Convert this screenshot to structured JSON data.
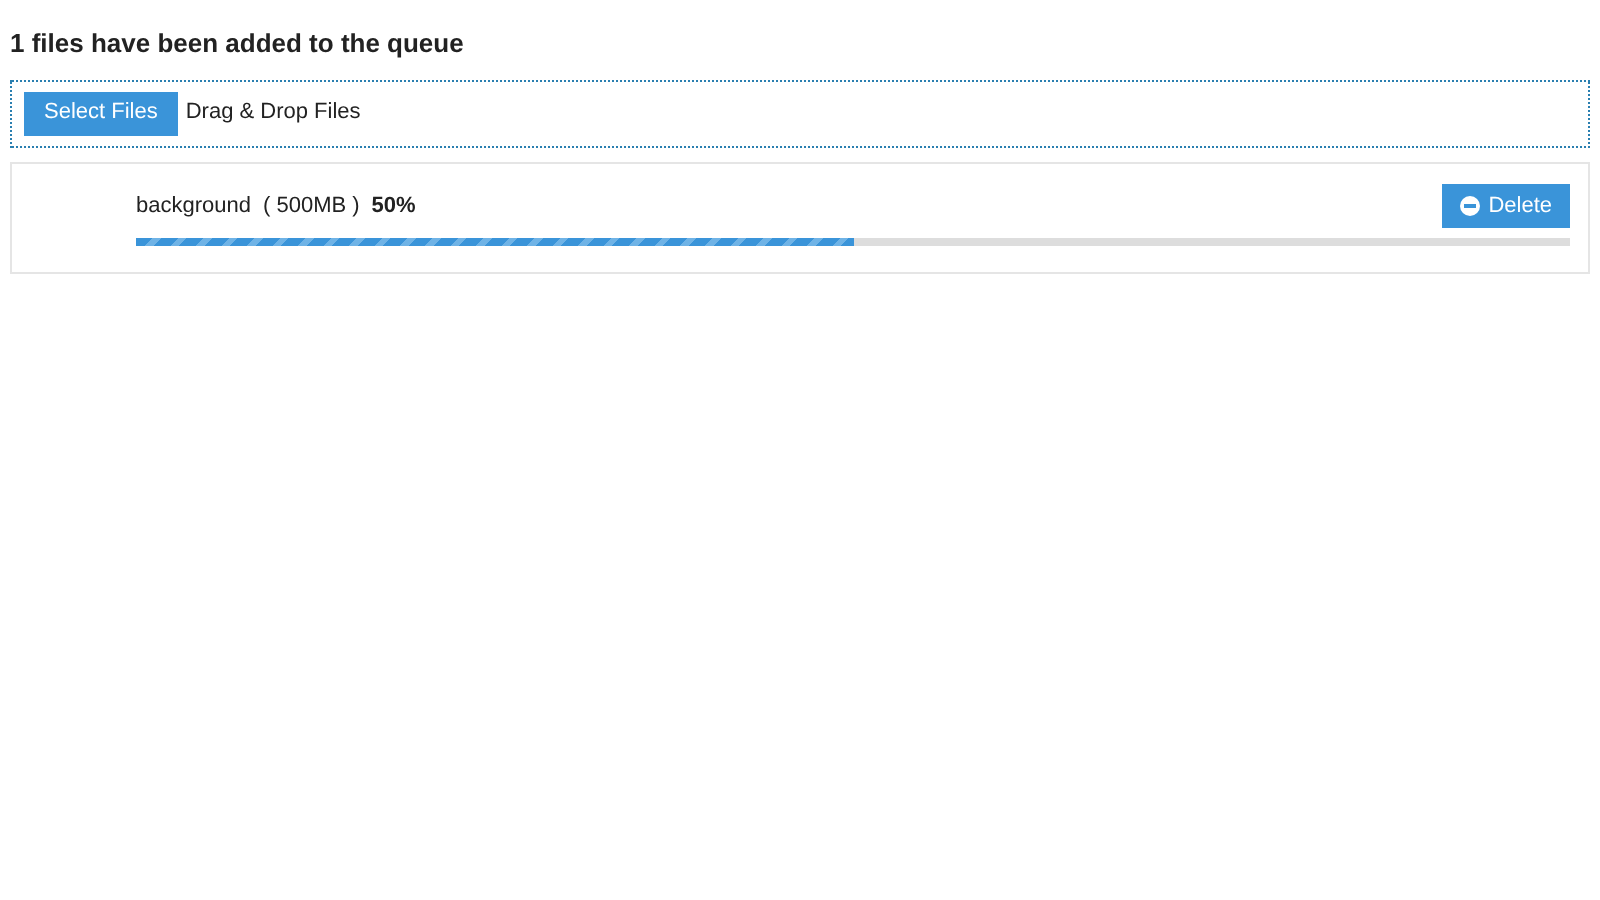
{
  "heading": "1 files have been added to the queue",
  "dropzone": {
    "button": "Select Files",
    "label": "Drag & Drop Files"
  },
  "files": [
    {
      "name": "background",
      "size": "( 500MB )",
      "percent": "50%",
      "level": 0.5,
      "button": "Delete"
    }
  ]
}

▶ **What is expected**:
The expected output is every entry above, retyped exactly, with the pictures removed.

▶ **Result of the exercise**:
Convert this screenshot to structured JSON data.
{
  "heading": "1 files have been added to the queue",
  "dropzone": {
    "button": "Select Files",
    "label": "Drag & Drop Files"
  },
  "files": [
    {
      "name": "background",
      "size": "( 500MB )",
      "percent": "50%",
      "level": 0.5,
      "button": "Delete"
    }
  ]
}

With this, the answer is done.